DEMETRIS KOILALOUS (Athens, Greece)
I was born in Athens where I live & work as a photographer, specializing in portrait, theatre and advertising photography. I think that my love for photography originates and my enthusiastic passion to observe curiously and collect images– an obsession which I inherited from my father- a keen philatelist. My childhood memories from the mysterious landscape of the Campos of Chios -residence of the Genoese and the local aristocracy of the C17th & 18th- shaped my conception of the Landscape and ever since I am looking for the mystery and ambiguity in every space that I photograph. I came across photography in Oxford in 1982 as a student. The same year I got my first camera and my first photographic books: “Les autres Ameriques” by Sebastiao Salgado & “Ordeal by Roses” by Eikoh Hosoe & Yiukio Mishima; both influenced my oeuvre decisively. I studied Town & Country planning and Geography in Edinburgh & London. I was photographing passionately throughout those years, but I was also thrilled by my studies through which I found out how to correlate diverse disciplines like politics and philosophy with Art. In the early 80s I got introduced to the secret and allegorical space of Theatre -a world of underlying relationships and invisible coordinated threads of interaction. Ultimately, exactly like in Theatre, photography for me poses questions about space, people and their hidden relations. Photography is about exposing the hidden layers of reality. It is a series of optical philosophical questions; enigmatic and ambiguous.

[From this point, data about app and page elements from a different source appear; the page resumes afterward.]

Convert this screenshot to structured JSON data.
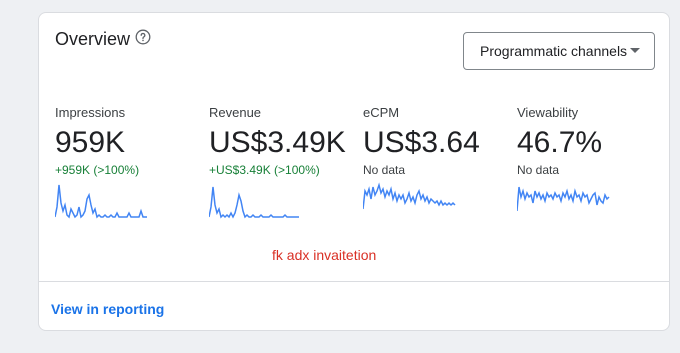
{
  "card": {
    "title": "Overview",
    "help_icon": "help-circle-icon",
    "dropdown": {
      "selected": "Programmatic channels",
      "icon": "caret-down-icon"
    },
    "footer_link": "View in reporting",
    "annotation": "fk adx invaitetion"
  },
  "metrics": [
    {
      "label": "Impressions",
      "value": "959K",
      "change": "+959K (>100%)"
    },
    {
      "label": "Revenue",
      "value": "US$3.49K",
      "change": "+US$3.49K (>100%)"
    },
    {
      "label": "eCPM",
      "value": "US$3.64",
      "change": "No data"
    },
    {
      "label": "Viewability",
      "value": "46.7%",
      "change": "No data"
    }
  ],
  "colors": {
    "accent": "#1a73e8",
    "positive": "#188038",
    "annotation": "#d93025",
    "sparkline": "#4285f4"
  }
}
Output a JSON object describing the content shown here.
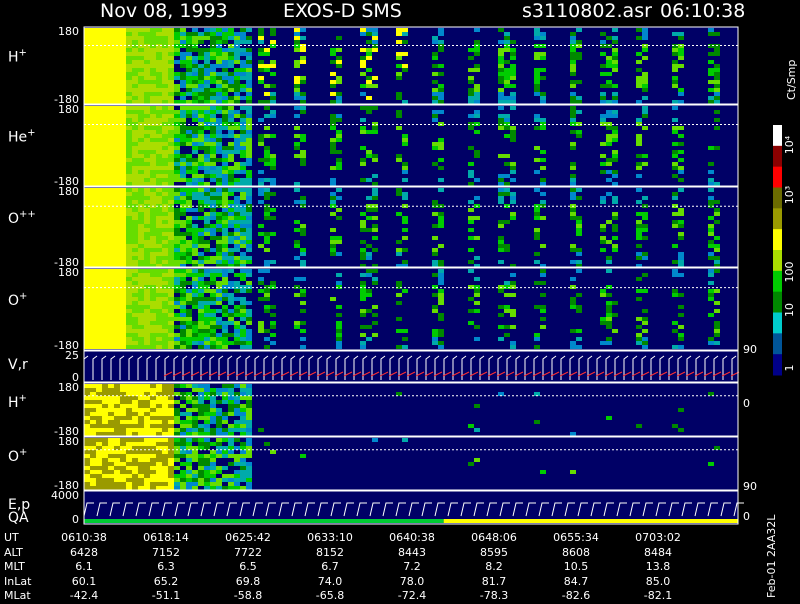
{
  "header": {
    "date": "Nov 08, 1993",
    "instrument": "EXOS-D SMS",
    "file": "s3110802.asr",
    "time": "06:10:38"
  },
  "colorbar": {
    "unit": "Ct/Smp",
    "labels": [
      {
        "text": "10⁴",
        "value": 10000
      },
      {
        "text": "10³",
        "value": 1000
      },
      {
        "text": "100",
        "value": 100
      },
      {
        "text": "10",
        "value": 10
      },
      {
        "text": "1",
        "value": 1
      }
    ],
    "colors": [
      "#ffffff",
      "#8b0000",
      "#ff0000",
      "#6b6b00",
      "#9a9a00",
      "#ffff00",
      "#aadd00",
      "#00cc00",
      "#008800",
      "#00cccc",
      "#005599",
      "#000088"
    ]
  },
  "footer_right": "Feb-01 2AA32L",
  "colors": {
    "background": "#000000",
    "panel": "#000066",
    "vr_trace": "#ff3030",
    "qa_bar_green": "#00cc33",
    "qa_bar_yellow": "#ffff00"
  },
  "table": {
    "rows": [
      {
        "label": "UT",
        "values": [
          "0610:38",
          "0618:14",
          "0625:42",
          "0633:10",
          "0640:38",
          "0648:06",
          "0655:34",
          "0703:02"
        ]
      },
      {
        "label": "ALT",
        "values": [
          "6428",
          "7152",
          "7722",
          "8152",
          "8443",
          "8595",
          "8608",
          "8484"
        ]
      },
      {
        "label": "MLT",
        "values": [
          "6.1",
          "6.3",
          "6.5",
          "6.7",
          "7.2",
          "8.2",
          "10.5",
          "13.8"
        ]
      },
      {
        "label": "InLat",
        "values": [
          "60.1",
          "65.2",
          "69.8",
          "74.0",
          "78.0",
          "81.7",
          "84.7",
          "85.0"
        ]
      },
      {
        "label": "MLat",
        "values": [
          "-42.4",
          "-51.1",
          "-58.8",
          "-65.8",
          "-72.4",
          "-78.3",
          "-82.6",
          "-82.1"
        ]
      }
    ]
  },
  "chart_data": {
    "type": "heatmap",
    "x_axis": {
      "quantity": "UT",
      "ticks": [
        "0610:38",
        "0618:14",
        "0625:42",
        "0633:10",
        "0640:38",
        "0648:06",
        "0655:34",
        "0703:02"
      ]
    },
    "panels": [
      {
        "label": "H",
        "sup": "+",
        "y_ticks": [
          "180",
          "-180"
        ],
        "ylim": [
          -180,
          180
        ]
      },
      {
        "label": "He",
        "sup": "+",
        "y_ticks": [
          "180",
          "-180"
        ],
        "ylim": [
          -180,
          180
        ]
      },
      {
        "label": "O",
        "sup": "++",
        "y_ticks": [
          "180",
          "-180"
        ],
        "ylim": [
          -180,
          180
        ]
      },
      {
        "label": "O",
        "sup": "+",
        "y_ticks": [
          "180",
          "-180"
        ],
        "ylim": [
          -180,
          180
        ]
      },
      {
        "label": "V,r",
        "sup": "",
        "y_ticks": [
          "25",
          "0"
        ],
        "ylim": [
          0,
          25
        ],
        "right_ticks": [
          "90",
          "0"
        ]
      },
      {
        "label": "H",
        "sup": "+",
        "y_ticks": [
          "180",
          "-180"
        ],
        "ylim": [
          -180,
          180
        ]
      },
      {
        "label": "O",
        "sup": "+",
        "y_ticks": [
          "180",
          "-180"
        ],
        "ylim": [
          -180,
          180
        ],
        "right_ticks": [
          "90"
        ]
      },
      {
        "label": "E,p",
        "label2": "QA",
        "sup": "",
        "y_ticks": [
          "4000",
          "0"
        ],
        "ylim": [
          0,
          4000
        ],
        "right_ticks": [
          "0"
        ]
      }
    ]
  }
}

Literally speaking Heterotopia is defined as the ‘other’ space: the reflection mirroring of an authentic, at the same time existent and fictional. It is an underlying layer beyond reality –an ultimate space of meaning behind the world of appearances and definitions. Fouceault’s Heterotopia is the point where Utopia meets Reality, essentially referring to an allegorical space of underlying relationships of culture and power, beyond the physical (visual) and the conceptual (mental) levels.
«HETEROTOPIA» looks at what has been accomplished in contemporary Israel in the name of the Promised Land. The transformation and the domestication of the hostile and ancient environment of Palestine and the creation of archetypical primeval settlements into the harsh Palestinian desert -beyond a major architectural and landscaping achievement- ultimately constitutes the epitome of faith and determination of the first Kibbutzim. Hence, the ancient hearth ultimately represents in a unique way the unbroken and interconnecting circle (the fundamental shape in the history of civilization), which connects the sitters equally between themselves and coequally to the fireplace –the nucleus of the community.
However, social, economic and ideological developments in Israel are not only related to major technical accomplishments. Towards the establishment of contemporary Israel notions such as memory, history and religion (as well as the institutions which reproduce them), have been employed in order to create, consolidate and reproduce a sense of national and political identity.
Finally the people of Heterotopia are not ‘common people’. They have gained an iconic status in everyday life, as their role is to support and preserve the political, social and cultural environment of Heterotopia.
Focusing at the environment of Heterotopias allows the viewer to reveal the imprint of contemporary Israel especially in connection to the mechanisms through which the notions of power, identity and authority are incubated and reproduced.
Through a process of deconstruction and a projection at a spatial level, HETEROTOPIA attempts to raise questions about relationships of culture, power and authority and re-addresses those fundamental elements, which determine the identity of contemporary Israel: religion, history and memory.
Practice Statement: How does photographing on film (or using your material photographic process of predilection) inform your artistic practice?
For me shooting on film is an intentionally a slow process, which allows me the time to think and analyze before I shoot. Often I make final decisions while I prepare my shooting session, while when I am on digital I often go on an automatic mode. Essentially shooting on film requires a pace that I feel comfortable working at.
Using film is often a little more inflexible at the technical level and needs precision. Again, this process makes me think longer and more thoroughly, and give solutions seemingly about technicalities, which however also affect the aesthetic level.
More than anything, it is the element of surprise during the shooting process which fascinates me. Nothing can be checked or corrected until the film is developed. After seeing the developed film is too late to fix anything and have to go along with this game of luck –or misfortune, and make it part of your narration.
Finally, it is the material nature of the film, which reminds me that more than anything photography for me is a world of small and personal fetishes.